▶ [WHAT THE EXERCISE ASKS]: Which of the lines below include the word "JSON"? Pull each one out.

══════════════════════════════

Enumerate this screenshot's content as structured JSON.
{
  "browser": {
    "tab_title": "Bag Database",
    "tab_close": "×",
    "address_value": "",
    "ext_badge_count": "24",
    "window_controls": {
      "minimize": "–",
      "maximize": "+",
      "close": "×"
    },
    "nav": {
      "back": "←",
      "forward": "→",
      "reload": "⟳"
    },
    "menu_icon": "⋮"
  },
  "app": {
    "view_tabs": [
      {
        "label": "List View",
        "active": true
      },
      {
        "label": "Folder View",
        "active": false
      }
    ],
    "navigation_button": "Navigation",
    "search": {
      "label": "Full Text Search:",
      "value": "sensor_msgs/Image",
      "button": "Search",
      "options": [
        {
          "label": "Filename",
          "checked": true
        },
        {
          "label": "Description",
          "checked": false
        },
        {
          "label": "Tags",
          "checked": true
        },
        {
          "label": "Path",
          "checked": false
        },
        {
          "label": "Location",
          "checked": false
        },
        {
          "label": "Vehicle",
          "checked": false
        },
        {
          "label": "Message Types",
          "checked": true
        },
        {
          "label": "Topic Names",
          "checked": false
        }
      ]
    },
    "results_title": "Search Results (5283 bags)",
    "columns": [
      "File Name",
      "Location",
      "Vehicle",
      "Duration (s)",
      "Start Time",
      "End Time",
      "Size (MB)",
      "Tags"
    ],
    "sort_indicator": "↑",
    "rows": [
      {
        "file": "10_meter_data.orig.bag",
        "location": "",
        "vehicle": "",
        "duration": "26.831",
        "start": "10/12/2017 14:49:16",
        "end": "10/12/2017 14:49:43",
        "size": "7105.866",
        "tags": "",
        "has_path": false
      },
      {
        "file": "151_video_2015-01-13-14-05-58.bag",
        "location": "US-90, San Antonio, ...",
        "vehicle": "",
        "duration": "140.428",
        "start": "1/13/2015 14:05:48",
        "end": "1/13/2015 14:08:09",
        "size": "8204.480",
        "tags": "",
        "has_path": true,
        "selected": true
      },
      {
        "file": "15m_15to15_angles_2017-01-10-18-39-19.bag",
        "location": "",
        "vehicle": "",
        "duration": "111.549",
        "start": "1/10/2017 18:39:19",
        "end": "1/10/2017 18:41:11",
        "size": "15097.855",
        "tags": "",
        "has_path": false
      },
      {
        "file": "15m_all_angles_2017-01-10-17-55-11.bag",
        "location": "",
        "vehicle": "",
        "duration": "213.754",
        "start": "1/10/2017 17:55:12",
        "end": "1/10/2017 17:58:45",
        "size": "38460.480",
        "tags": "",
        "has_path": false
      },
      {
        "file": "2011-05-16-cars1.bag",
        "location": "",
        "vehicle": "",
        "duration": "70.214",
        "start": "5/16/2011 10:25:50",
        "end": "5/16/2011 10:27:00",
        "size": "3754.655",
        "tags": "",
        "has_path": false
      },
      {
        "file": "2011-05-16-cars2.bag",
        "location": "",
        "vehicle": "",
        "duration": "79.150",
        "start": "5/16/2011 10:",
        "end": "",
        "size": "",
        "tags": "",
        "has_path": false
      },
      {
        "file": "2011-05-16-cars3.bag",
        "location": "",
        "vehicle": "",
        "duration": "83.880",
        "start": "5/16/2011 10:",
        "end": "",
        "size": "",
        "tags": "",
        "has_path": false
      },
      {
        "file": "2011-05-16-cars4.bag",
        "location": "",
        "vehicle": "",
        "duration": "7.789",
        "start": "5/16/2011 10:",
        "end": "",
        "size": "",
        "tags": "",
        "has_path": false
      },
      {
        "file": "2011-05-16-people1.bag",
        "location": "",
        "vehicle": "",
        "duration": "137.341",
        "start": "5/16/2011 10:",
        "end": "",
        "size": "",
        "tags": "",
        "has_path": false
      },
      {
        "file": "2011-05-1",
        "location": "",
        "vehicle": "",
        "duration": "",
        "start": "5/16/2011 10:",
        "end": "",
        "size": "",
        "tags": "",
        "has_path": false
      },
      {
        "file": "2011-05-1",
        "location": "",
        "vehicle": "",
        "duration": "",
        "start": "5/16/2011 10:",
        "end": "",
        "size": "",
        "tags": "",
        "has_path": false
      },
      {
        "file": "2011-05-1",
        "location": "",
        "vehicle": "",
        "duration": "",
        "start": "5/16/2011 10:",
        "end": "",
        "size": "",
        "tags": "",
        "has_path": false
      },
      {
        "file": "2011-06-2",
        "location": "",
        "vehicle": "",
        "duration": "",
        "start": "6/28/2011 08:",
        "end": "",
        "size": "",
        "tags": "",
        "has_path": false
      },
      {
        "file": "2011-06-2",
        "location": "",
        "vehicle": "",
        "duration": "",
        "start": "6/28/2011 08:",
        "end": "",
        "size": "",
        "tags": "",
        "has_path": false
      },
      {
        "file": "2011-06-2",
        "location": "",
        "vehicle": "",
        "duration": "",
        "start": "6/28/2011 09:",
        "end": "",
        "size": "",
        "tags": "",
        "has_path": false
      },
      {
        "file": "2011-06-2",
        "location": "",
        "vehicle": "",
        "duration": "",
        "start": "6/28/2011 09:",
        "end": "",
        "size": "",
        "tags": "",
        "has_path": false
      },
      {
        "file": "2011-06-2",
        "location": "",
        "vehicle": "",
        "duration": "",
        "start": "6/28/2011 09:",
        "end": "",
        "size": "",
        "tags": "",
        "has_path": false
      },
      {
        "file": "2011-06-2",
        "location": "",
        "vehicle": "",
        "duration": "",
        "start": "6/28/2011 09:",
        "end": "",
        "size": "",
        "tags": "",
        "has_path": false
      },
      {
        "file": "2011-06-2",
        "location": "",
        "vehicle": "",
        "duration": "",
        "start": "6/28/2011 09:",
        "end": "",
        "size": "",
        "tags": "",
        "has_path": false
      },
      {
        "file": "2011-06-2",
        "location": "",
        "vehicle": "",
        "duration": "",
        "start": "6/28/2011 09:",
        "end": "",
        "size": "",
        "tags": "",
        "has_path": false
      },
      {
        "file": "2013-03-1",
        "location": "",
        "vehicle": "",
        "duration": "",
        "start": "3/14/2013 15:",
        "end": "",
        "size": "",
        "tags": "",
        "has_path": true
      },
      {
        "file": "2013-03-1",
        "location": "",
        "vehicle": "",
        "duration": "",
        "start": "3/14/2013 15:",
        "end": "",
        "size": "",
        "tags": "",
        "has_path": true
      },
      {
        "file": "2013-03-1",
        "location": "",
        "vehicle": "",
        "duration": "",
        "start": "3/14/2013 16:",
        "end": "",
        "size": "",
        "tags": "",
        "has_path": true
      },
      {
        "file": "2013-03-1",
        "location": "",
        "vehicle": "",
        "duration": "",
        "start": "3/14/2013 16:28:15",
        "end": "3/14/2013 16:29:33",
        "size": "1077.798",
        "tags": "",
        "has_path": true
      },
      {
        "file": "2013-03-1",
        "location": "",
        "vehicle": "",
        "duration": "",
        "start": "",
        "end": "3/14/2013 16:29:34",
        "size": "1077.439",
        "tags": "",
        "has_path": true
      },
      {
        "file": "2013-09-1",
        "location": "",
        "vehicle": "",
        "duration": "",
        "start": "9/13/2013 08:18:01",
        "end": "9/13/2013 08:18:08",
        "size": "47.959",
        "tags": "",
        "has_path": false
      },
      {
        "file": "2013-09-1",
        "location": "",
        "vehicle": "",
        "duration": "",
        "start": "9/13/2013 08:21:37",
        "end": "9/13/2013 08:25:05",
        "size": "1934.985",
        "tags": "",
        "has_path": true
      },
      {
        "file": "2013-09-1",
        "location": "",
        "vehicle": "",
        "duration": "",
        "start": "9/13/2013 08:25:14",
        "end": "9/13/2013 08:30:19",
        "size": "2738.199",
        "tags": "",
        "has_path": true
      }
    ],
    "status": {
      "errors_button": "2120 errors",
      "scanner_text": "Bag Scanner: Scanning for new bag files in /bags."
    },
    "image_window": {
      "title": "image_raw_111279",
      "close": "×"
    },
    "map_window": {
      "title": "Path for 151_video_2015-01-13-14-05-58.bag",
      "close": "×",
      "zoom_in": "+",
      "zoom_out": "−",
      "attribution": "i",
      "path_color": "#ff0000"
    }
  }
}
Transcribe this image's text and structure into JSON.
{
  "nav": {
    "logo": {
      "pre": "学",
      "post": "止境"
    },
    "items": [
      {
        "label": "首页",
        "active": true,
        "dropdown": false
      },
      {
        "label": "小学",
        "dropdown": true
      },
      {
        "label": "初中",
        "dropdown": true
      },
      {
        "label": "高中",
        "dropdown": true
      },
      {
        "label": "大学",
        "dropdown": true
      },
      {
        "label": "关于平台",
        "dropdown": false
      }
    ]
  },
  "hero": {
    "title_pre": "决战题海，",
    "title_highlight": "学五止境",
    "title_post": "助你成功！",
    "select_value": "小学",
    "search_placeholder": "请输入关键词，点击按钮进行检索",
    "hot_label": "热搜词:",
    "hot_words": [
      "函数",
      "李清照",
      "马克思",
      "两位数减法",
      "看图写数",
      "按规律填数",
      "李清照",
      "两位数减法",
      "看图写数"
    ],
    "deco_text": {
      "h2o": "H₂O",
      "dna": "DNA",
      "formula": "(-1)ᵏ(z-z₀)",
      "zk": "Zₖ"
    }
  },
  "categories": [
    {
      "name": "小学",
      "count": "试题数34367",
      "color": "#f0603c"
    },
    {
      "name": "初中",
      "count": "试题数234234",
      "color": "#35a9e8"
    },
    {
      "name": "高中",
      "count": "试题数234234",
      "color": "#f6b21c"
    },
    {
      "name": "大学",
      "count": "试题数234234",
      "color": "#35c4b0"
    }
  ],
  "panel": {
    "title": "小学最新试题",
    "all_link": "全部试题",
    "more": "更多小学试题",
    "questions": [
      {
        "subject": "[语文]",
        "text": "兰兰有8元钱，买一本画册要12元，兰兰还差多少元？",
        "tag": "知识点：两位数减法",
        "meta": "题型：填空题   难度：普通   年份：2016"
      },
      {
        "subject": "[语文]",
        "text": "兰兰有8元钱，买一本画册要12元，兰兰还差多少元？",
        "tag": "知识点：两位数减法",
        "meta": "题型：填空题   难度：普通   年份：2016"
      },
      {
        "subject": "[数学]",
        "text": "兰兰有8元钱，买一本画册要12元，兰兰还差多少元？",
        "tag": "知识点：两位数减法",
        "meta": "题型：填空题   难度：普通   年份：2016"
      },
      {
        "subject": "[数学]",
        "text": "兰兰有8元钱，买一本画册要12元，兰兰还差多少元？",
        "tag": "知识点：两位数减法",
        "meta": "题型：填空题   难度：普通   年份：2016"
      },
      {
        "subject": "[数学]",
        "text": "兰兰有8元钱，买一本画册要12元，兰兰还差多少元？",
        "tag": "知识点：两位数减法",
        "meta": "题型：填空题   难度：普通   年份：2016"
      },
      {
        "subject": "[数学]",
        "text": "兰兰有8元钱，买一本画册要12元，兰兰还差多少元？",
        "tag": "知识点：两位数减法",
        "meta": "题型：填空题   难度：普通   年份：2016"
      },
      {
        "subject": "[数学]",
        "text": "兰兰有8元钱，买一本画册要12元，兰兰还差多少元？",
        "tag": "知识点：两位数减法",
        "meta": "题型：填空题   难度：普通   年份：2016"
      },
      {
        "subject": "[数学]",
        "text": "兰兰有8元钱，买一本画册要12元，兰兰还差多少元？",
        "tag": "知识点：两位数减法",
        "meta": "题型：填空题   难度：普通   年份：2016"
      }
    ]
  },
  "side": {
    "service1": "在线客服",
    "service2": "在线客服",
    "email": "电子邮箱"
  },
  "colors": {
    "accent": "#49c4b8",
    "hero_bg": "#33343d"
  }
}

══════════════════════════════

▶ [SOLVED EXERCISE]:
Enumerate this screenshot's content as structured JSON.
Transcribe this image's text and structure into JSON.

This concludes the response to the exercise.